### EXERCISE DIRECTIONS
Among the entries below, count the lines where the string "TextView" occurs, and give only the number.

----

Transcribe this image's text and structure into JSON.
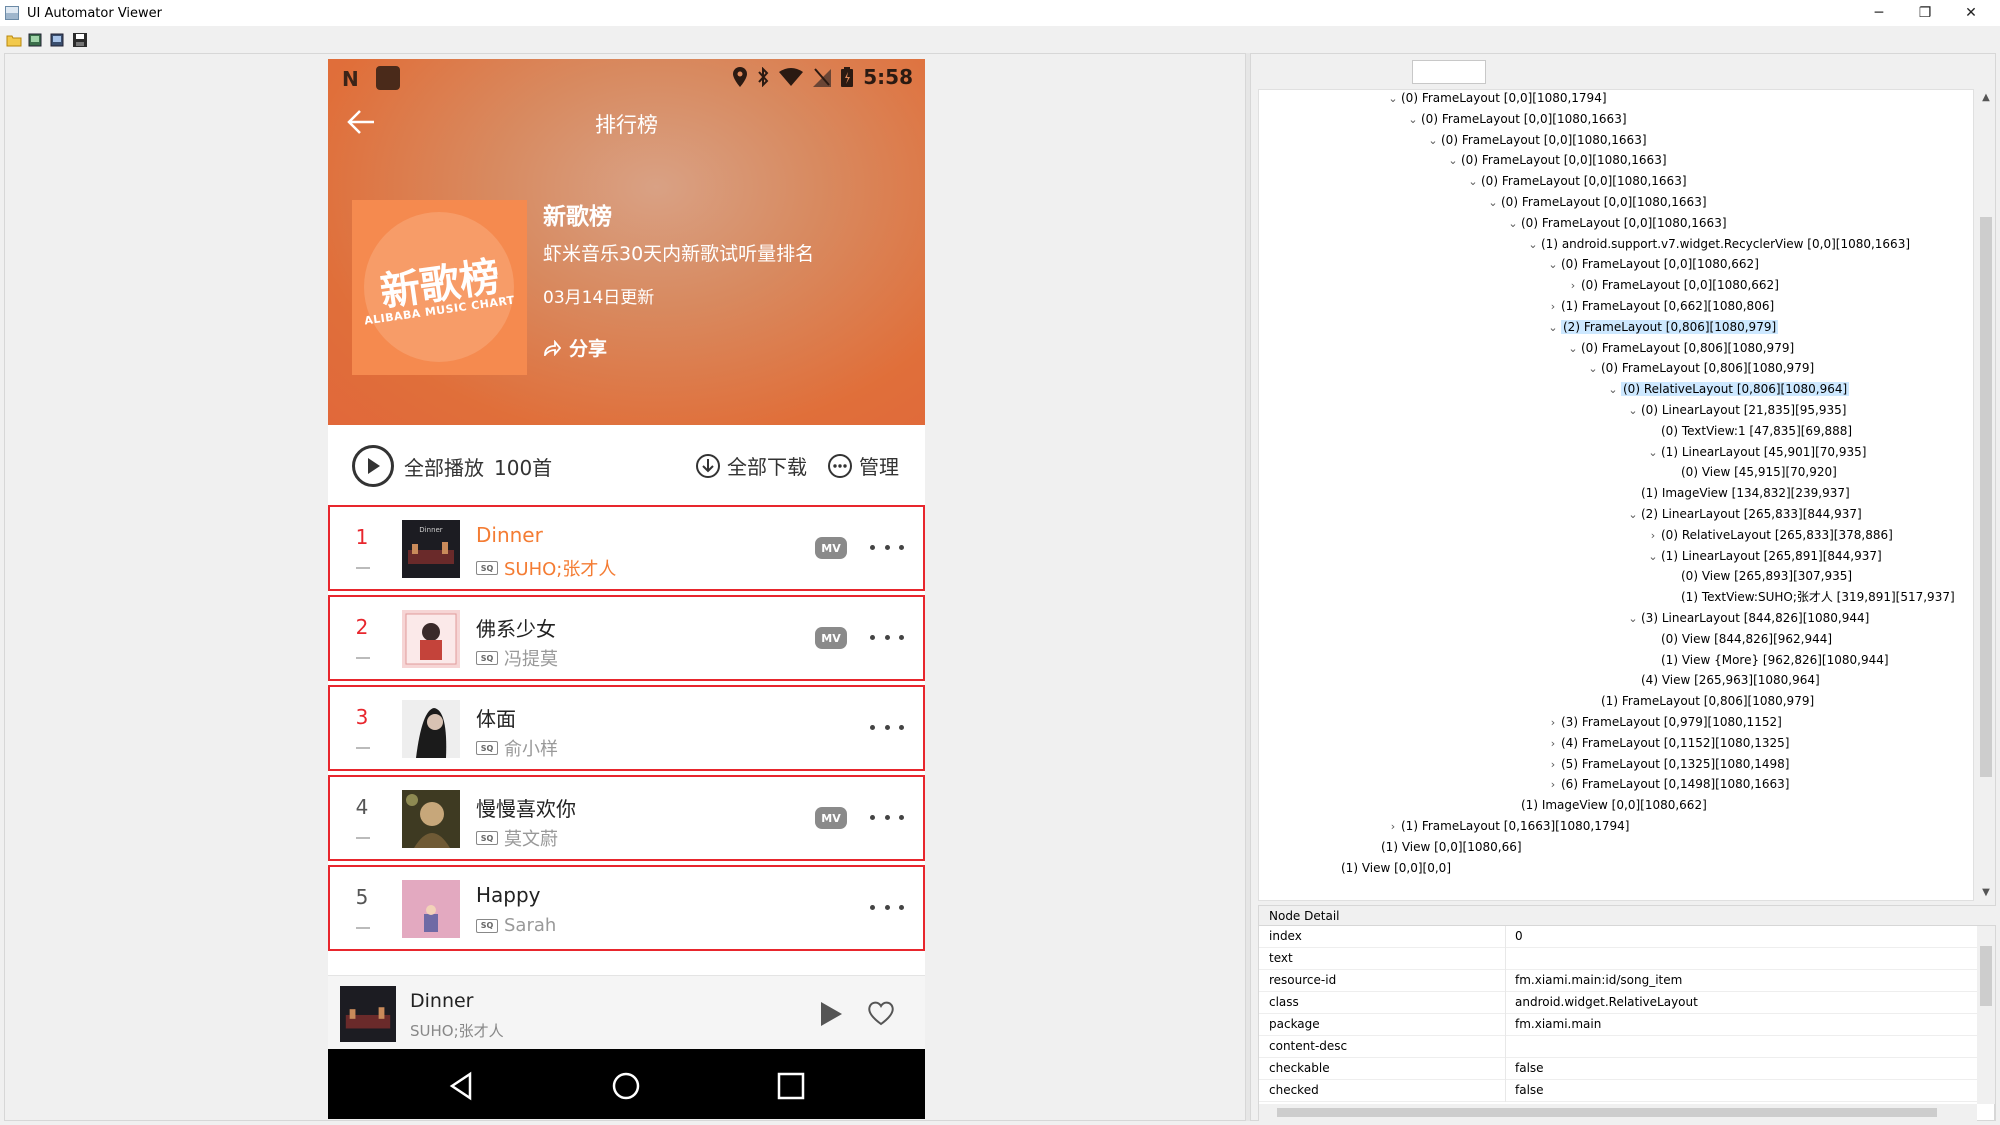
{
  "window": {
    "title": "UI Automator Viewer",
    "controls": {
      "minimize": "─",
      "restore": "❐",
      "close": "✕"
    }
  },
  "toolbar": {
    "icons": [
      "open-folder-icon",
      "screenshot-icon",
      "screenshot-compressed-icon",
      "save-icon"
    ]
  },
  "phone": {
    "status": {
      "time": "5:58",
      "left_logo": "N"
    },
    "appbar": {
      "title": "排行榜"
    },
    "chart": {
      "cover_title": "新歌榜",
      "cover_subtitle": "ALIBABA MUSIC CHART",
      "name": "新歌榜",
      "description": "虾米音乐30天内新歌试听量排名",
      "updated": "03月14日更新",
      "share_label": "分享"
    },
    "actions": {
      "play_all": "全部播放",
      "count": "100首",
      "download_all": "全部下载",
      "manage": "管理"
    },
    "songs": [
      {
        "rank": "1",
        "title": "Dinner",
        "artist": "SUHO;张才人",
        "has_mv": true,
        "highlight": true,
        "sq": "SQ",
        "mv_label": "MV"
      },
      {
        "rank": "2",
        "title": "佛系少女",
        "artist": "冯提莫",
        "has_mv": true,
        "highlight": false,
        "sq": "SQ",
        "mv_label": "MV"
      },
      {
        "rank": "3",
        "title": "体面",
        "artist": "俞小样",
        "has_mv": false,
        "highlight": false,
        "sq": "SQ",
        "mv_label": ""
      },
      {
        "rank": "4",
        "title": "慢慢喜欢你",
        "artist": "莫文蔚",
        "has_mv": true,
        "highlight": false,
        "sq": "SQ",
        "mv_label": "MV"
      },
      {
        "rank": "5",
        "title": "Happy",
        "artist": "Sarah",
        "has_mv": false,
        "highlight": false,
        "sq": "SQ",
        "mv_label": ""
      }
    ],
    "player": {
      "title": "Dinner",
      "artist": "SUHO;张才人"
    },
    "colors": {
      "accent": "#e8262d",
      "highlight_text": "#f47c33",
      "header": "#e1683a"
    }
  },
  "tree": {
    "nodes": [
      {
        "depth": 0,
        "arrow": "v",
        "text": "(0) FrameLayout [0,0][1080,1794]"
      },
      {
        "depth": 1,
        "arrow": "v",
        "text": "(0) FrameLayout [0,0][1080,1663]"
      },
      {
        "depth": 2,
        "arrow": "v",
        "text": "(0) FrameLayout [0,0][1080,1663]"
      },
      {
        "depth": 3,
        "arrow": "v",
        "text": "(0) FrameLayout [0,0][1080,1663]"
      },
      {
        "depth": 4,
        "arrow": "v",
        "text": "(0) FrameLayout [0,0][1080,1663]"
      },
      {
        "depth": 5,
        "arrow": "v",
        "text": "(0) FrameLayout [0,0][1080,1663]"
      },
      {
        "depth": 6,
        "arrow": "v",
        "text": "(0) FrameLayout [0,0][1080,1663]"
      },
      {
        "depth": 7,
        "arrow": "v",
        "text": "(1) android.support.v7.widget.RecyclerView [0,0][1080,1663]"
      },
      {
        "depth": 8,
        "arrow": "v",
        "text": "(0) FrameLayout [0,0][1080,662]"
      },
      {
        "depth": 9,
        "arrow": ">",
        "text": "(0) FrameLayout [0,0][1080,662]"
      },
      {
        "depth": 8,
        "arrow": ">",
        "text": "(1) FrameLayout [0,662][1080,806]"
      },
      {
        "depth": 8,
        "arrow": "v",
        "text": "(2) FrameLayout [0,806][1080,979]",
        "sel": true
      },
      {
        "depth": 9,
        "arrow": "v",
        "text": "(0) FrameLayout [0,806][1080,979]"
      },
      {
        "depth": 10,
        "arrow": "v",
        "text": "(0) FrameLayout [0,806][1080,979]"
      },
      {
        "depth": 11,
        "arrow": "v",
        "text": "(0) RelativeLayout [0,806][1080,964]",
        "sel": true
      },
      {
        "depth": 12,
        "arrow": "v",
        "text": "(0) LinearLayout [21,835][95,935]"
      },
      {
        "depth": 13,
        "arrow": "",
        "text": "(0) TextView:1 [47,835][69,888]"
      },
      {
        "depth": 13,
        "arrow": "v",
        "text": "(1) LinearLayout [45,901][70,935]"
      },
      {
        "depth": 14,
        "arrow": "",
        "text": "(0) View [45,915][70,920]"
      },
      {
        "depth": 12,
        "arrow": "",
        "text": "(1) ImageView [134,832][239,937]"
      },
      {
        "depth": 12,
        "arrow": "v",
        "text": "(2) LinearLayout [265,833][844,937]"
      },
      {
        "depth": 13,
        "arrow": ">",
        "text": "(0) RelativeLayout [265,833][378,886]"
      },
      {
        "depth": 13,
        "arrow": "v",
        "text": "(1) LinearLayout [265,891][844,937]"
      },
      {
        "depth": 14,
        "arrow": "",
        "text": "(0) View [265,893][307,935]"
      },
      {
        "depth": 14,
        "arrow": "",
        "text": "(1) TextView:SUHO;张才人 [319,891][517,937]"
      },
      {
        "depth": 12,
        "arrow": "v",
        "text": "(3) LinearLayout [844,826][1080,944]"
      },
      {
        "depth": 13,
        "arrow": "",
        "text": "(0) View [844,826][962,944]"
      },
      {
        "depth": 13,
        "arrow": "",
        "text": "(1) View {More} [962,826][1080,944]"
      },
      {
        "depth": 12,
        "arrow": "",
        "text": "(4) View [265,963][1080,964]"
      },
      {
        "depth": 10,
        "arrow": "",
        "text": "(1) FrameLayout [0,806][1080,979]"
      },
      {
        "depth": 8,
        "arrow": ">",
        "text": "(3) FrameLayout [0,979][1080,1152]"
      },
      {
        "depth": 8,
        "arrow": ">",
        "text": "(4) FrameLayout [0,1152][1080,1325]"
      },
      {
        "depth": 8,
        "arrow": ">",
        "text": "(5) FrameLayout [0,1325][1080,1498]"
      },
      {
        "depth": 8,
        "arrow": ">",
        "text": "(6) FrameLayout [0,1498][1080,1663]"
      },
      {
        "depth": 6,
        "arrow": "",
        "text": "(1) ImageView [0,0][1080,662]"
      },
      {
        "depth": 0,
        "arrow": ">",
        "text": "(1) FrameLayout [0,1663][1080,1794]"
      },
      {
        "depth": -1,
        "arrow": "",
        "text": "(1) View [0,0][1080,66]"
      },
      {
        "depth": -3,
        "arrow": "",
        "text": "(1) View [0,0][0,0]"
      }
    ]
  },
  "node_detail": {
    "header": "Node Detail",
    "rows": [
      {
        "key": "index",
        "value": "0"
      },
      {
        "key": "text",
        "value": ""
      },
      {
        "key": "resource-id",
        "value": "fm.xiami.main:id/song_item"
      },
      {
        "key": "class",
        "value": "android.widget.RelativeLayout"
      },
      {
        "key": "package",
        "value": "fm.xiami.main"
      },
      {
        "key": "content-desc",
        "value": ""
      },
      {
        "key": "checkable",
        "value": "false"
      },
      {
        "key": "checked",
        "value": "false"
      }
    ]
  }
}
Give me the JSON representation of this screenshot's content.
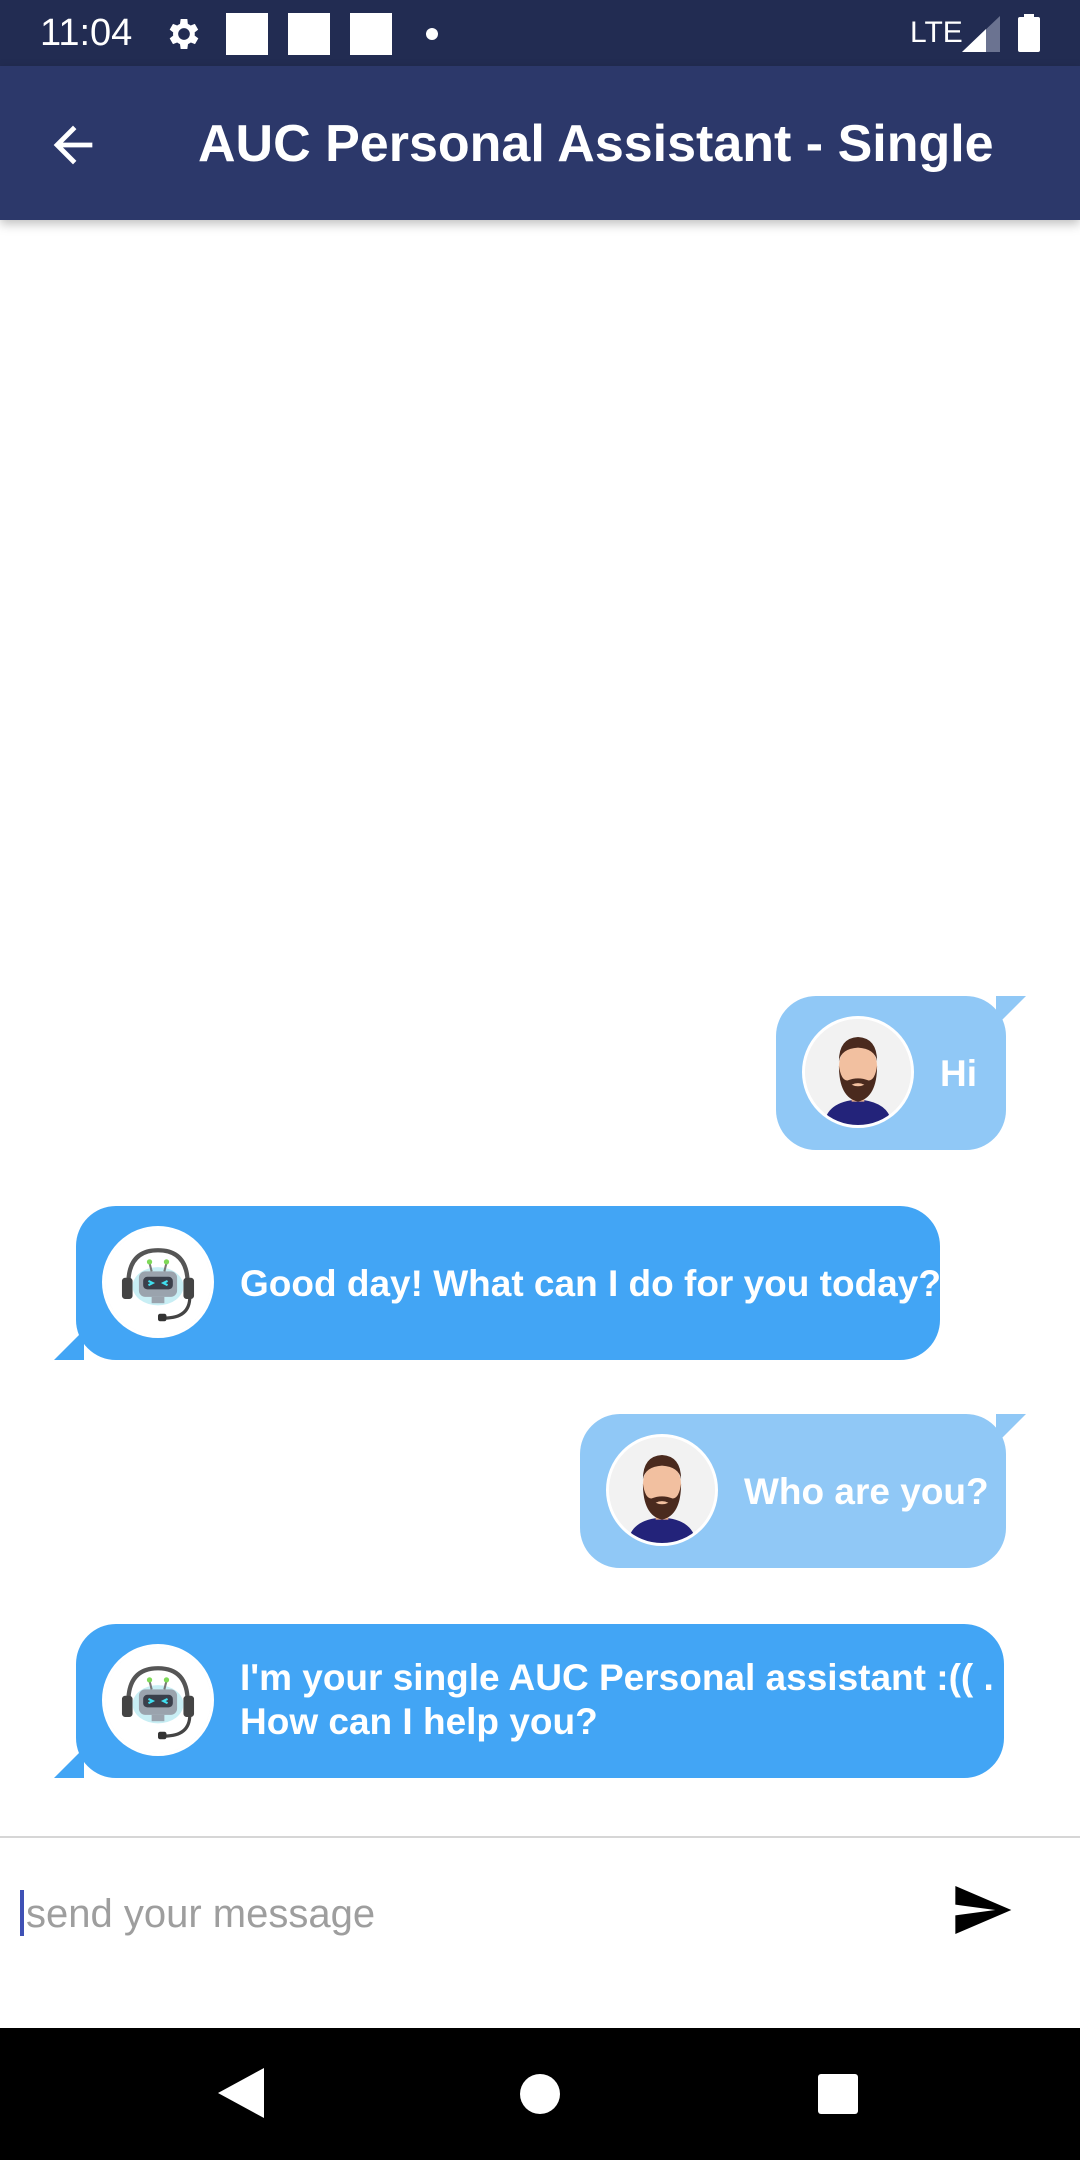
{
  "status_bar": {
    "time": "11:04",
    "network": "LTE"
  },
  "app_bar": {
    "title": "AUC Personal Assistant - Single"
  },
  "messages": [
    {
      "sender": "user",
      "avatar": "bearded-man-avatar",
      "text": "Hi"
    },
    {
      "sender": "bot",
      "avatar": "robot-headset-avatar",
      "text": "Good day! What can I do for you today?"
    },
    {
      "sender": "user",
      "avatar": "bearded-man-avatar",
      "text": "Who are you?"
    },
    {
      "sender": "bot",
      "avatar": "robot-headset-avatar",
      "lines": [
        "I'm your single AUC Personal assistant :(( .",
        "How can I help you?"
      ]
    }
  ],
  "input": {
    "value": "",
    "placeholder": "send your message"
  },
  "colors": {
    "status_bar": "#222c52",
    "app_bar": "#2c386a",
    "user_bubble": "#90c8f6",
    "bot_bubble": "#42a5f5",
    "nav_bar": "#000000"
  },
  "icons": {
    "back": "arrow-left-icon",
    "send": "send-icon",
    "nav_back": "triangle-back-icon",
    "nav_home": "circle-home-icon",
    "nav_recent": "square-recents-icon"
  }
}
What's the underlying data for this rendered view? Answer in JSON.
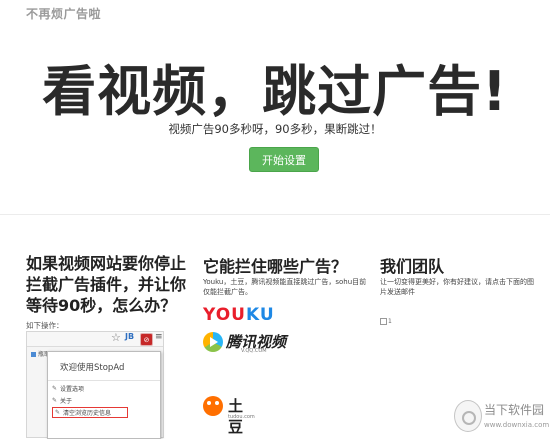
{
  "site": {
    "name": "不再烦广告啦"
  },
  "hero": {
    "title": "看视频，跳过广告!",
    "subtitle": "视频广告90多秒呀，90多秒，果断跳过！",
    "start_button": "开始设置"
  },
  "col1": {
    "heading": "如果视频网站要你停止拦截广告插件，并让你等待90秒，怎么办？",
    "op_label": "如下操作：",
    "browser": {
      "toolbar_jb": "JB",
      "bookmark": "瓶耶Ad",
      "popup_title": "欢迎使用StopAd",
      "menu_items": [
        "设置选项",
        "关于",
        "清空浏览历史信息"
      ]
    }
  },
  "col2": {
    "heading": "它能拦住哪些广告？",
    "description": "Youku，土豆，腾讯视频能直接跳过广告，sohu目前仅能拦截广告。",
    "logos": {
      "youku": "YOUKU",
      "qq_video": "腾讯视频",
      "qq_url": "V.QQ.COM",
      "tudou": "土豆",
      "tudou_url": "tudou.com"
    }
  },
  "col3": {
    "heading": "我们团队",
    "description": "让一切变得更美好，你有好建议，请点击下面的图片发送邮件",
    "image_alt": "1"
  },
  "watermark": {
    "name": "当下软件园",
    "url": "www.downxia.com"
  },
  "colors": {
    "accent_green": "#5cb65c",
    "youku_red": "#e91e2b",
    "youku_blue": "#1e88e5",
    "tudou_orange": "#ff6f00"
  }
}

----

### RESULT BELOW
2